Web page and app entries:
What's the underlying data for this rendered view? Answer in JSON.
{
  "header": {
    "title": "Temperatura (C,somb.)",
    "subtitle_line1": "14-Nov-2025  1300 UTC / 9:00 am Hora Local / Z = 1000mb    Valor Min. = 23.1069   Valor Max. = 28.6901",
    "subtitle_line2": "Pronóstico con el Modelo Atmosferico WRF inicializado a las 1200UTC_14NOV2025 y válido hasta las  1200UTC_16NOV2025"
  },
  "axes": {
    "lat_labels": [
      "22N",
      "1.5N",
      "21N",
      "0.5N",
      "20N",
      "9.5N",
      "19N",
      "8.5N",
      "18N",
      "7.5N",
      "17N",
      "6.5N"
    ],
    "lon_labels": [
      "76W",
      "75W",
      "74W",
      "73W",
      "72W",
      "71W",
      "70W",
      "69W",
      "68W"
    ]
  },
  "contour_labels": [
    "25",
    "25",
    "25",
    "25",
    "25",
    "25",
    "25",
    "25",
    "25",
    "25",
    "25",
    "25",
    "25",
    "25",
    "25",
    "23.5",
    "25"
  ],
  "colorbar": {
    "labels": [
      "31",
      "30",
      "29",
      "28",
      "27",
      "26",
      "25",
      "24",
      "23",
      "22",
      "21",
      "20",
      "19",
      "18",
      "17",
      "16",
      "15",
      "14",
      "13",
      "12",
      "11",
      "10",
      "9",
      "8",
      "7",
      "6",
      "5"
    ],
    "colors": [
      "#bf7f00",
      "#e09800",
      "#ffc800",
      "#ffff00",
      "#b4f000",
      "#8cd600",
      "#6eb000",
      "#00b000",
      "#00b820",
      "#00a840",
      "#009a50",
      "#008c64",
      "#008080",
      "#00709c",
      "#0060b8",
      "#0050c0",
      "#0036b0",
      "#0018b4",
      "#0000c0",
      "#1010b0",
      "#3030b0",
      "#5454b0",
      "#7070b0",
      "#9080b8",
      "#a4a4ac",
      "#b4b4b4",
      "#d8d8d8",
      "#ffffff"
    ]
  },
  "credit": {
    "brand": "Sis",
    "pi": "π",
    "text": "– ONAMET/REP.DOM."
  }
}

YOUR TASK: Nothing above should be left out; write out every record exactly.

TASK RESULT:
What's the underlying data for this rendered view? Answer in JSON.
{
  "header": {
    "title": "Temperatura (C,somb.)",
    "subtitle_line1": "14-Nov-2025  1300 UTC / 9:00 am Hora Local / Z = 1000mb    Valor Min. = 23.1069   Valor Max. = 28.6901",
    "subtitle_line2": "Pronóstico con el Modelo Atmosferico WRF inicializado a las 1200UTC_14NOV2025 y válido hasta las  1200UTC_16NOV2025"
  },
  "axes": {
    "lat_labels": [
      "22N",
      "1.5N",
      "21N",
      "0.5N",
      "20N",
      "9.5N",
      "19N",
      "8.5N",
      "18N",
      "7.5N",
      "17N",
      "6.5N"
    ],
    "lon_labels": [
      "76W",
      "75W",
      "74W",
      "73W",
      "72W",
      "71W",
      "70W",
      "69W",
      "68W"
    ]
  },
  "contour_labels": [
    "25",
    "25",
    "25",
    "25",
    "25",
    "25",
    "25",
    "25",
    "25",
    "25",
    "25",
    "25",
    "25",
    "25",
    "25",
    "23.5",
    "25"
  ],
  "colorbar": {
    "labels": [
      "31",
      "30",
      "29",
      "28",
      "27",
      "26",
      "25",
      "24",
      "23",
      "22",
      "21",
      "20",
      "19",
      "18",
      "17",
      "16",
      "15",
      "14",
      "13",
      "12",
      "11",
      "10",
      "9",
      "8",
      "7",
      "6",
      "5"
    ],
    "colors": [
      "#bf7f00",
      "#e09800",
      "#ffc800",
      "#ffff00",
      "#b4f000",
      "#8cd600",
      "#6eb000",
      "#00b000",
      "#00b820",
      "#00a840",
      "#009a50",
      "#008c64",
      "#008080",
      "#00709c",
      "#0060b8",
      "#0050c0",
      "#0036b0",
      "#0018b4",
      "#0000c0",
      "#1010b0",
      "#3030b0",
      "#5454b0",
      "#7070b0",
      "#9080b8",
      "#a4a4ac",
      "#b4b4b4",
      "#d8d8d8",
      "#ffffff"
    ]
  },
  "credit": {
    "brand": "Sis",
    "pi": "π",
    "text": "– ONAMET/REP.DOM."
  }
}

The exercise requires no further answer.